The top Democrat on the House Intelligence Committee said President Trump showed in Helsinki that he was “prepared to essentially betray the national security interests of the United States.”
Timothy Flanigan, a deputy White House counsel during the George W. Bush administration, told Yahoo News that he sees no reason Brett Kavanaugh should have to recuse himself from cases involving the president who nominated him to SCOTUS.
Watergate senior counsel Philip Lacovara tells Yahoo News that Robert Mueller should have more than enough evidence to act and that any testimony from President Trump would be irrelevant.
A senior Democratic strategist says the first question for President Trump’s nominee for the Supreme Court — before “their rear end hits the chair” — should be whether he or she was asked to pledge loyalty to the president on key issues related to special counsel Robert Mueller’s Russia investigation.
A top Democrat on the House Intelligence Committee says he believes longtime Donald Trump adviser Roger Stone and an associate “lied through their teeth” when they testified before his panel and they both should be investigated for perjury. Swalwell focused on recent revelations that, at Caputo’s instigation, Stone met during the 2016 campaign in Florida with a Russian immigrant and sometime FBI informant named Henry Greenberg who offered “dirt” on Hillary Clinton.

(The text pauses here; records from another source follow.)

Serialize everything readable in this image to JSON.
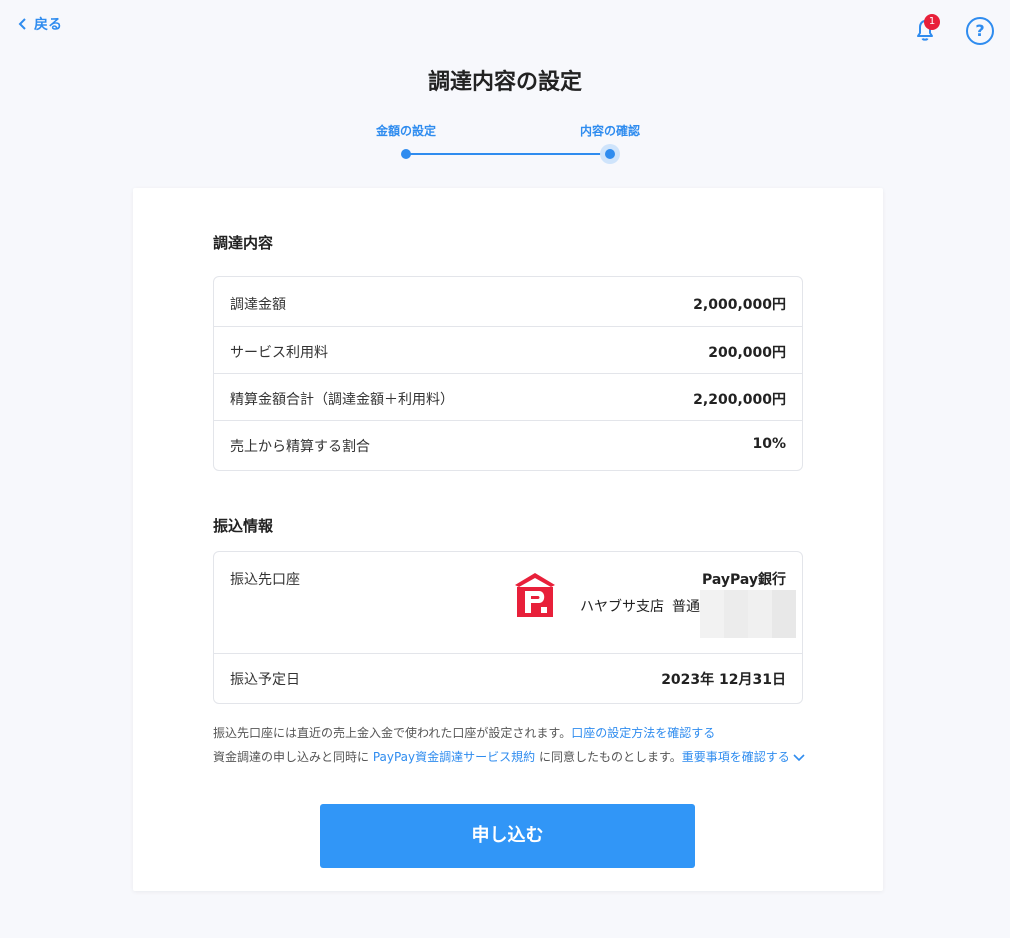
{
  "header": {
    "back_label": "戻る",
    "notification_count": "1",
    "help_label": "?"
  },
  "title": "調達内容の設定",
  "stepper": {
    "steps": [
      {
        "label": "金額の設定",
        "state": "done"
      },
      {
        "label": "内容の確認",
        "state": "current"
      }
    ]
  },
  "procurement": {
    "section_title": "調達内容",
    "rows": [
      {
        "label": "調達金額",
        "value": "2,000,000円"
      },
      {
        "label": "サービス利用料",
        "value": "200,000円"
      },
      {
        "label": "精算金額合計（調達金額＋利用料）",
        "value": "2,200,000円"
      },
      {
        "label": "売上から精算する割合",
        "value": "10%"
      }
    ]
  },
  "transfer": {
    "section_title": "振込情報",
    "account_label": "振込先口座",
    "bank_name": "PayPay銀行",
    "branch": "ハヤブサ支店",
    "account_type": "普通",
    "date_label": "振込予定日",
    "date_value": "2023年 12月31日"
  },
  "notes": {
    "line1_text": "振込先口座には直近の売上金入金で使われた口座が設定されます。",
    "line1_link": "口座の設定方法を確認する",
    "line2_prefix": "資金調達の申し込みと同時に ",
    "line2_link": "PayPay資金調達サービス規約",
    "line2_suffix": " に同意したものとします。",
    "line2_link2": "重要事項を確認する"
  },
  "apply_button": "申し込む",
  "colors": {
    "accent": "#2f8cef",
    "button": "#3196f7",
    "badge": "#e8203a",
    "logo_red": "#e8203a"
  },
  "icons": {
    "back": "chevron-left-icon",
    "notification": "bell-icon",
    "help": "question-circle-icon",
    "expand": "chevron-down-icon",
    "bank": "paypay-bank-logo"
  }
}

Ben Rhodes details the former president's missteps in dealing with the threat of a Russian propaganda campaign.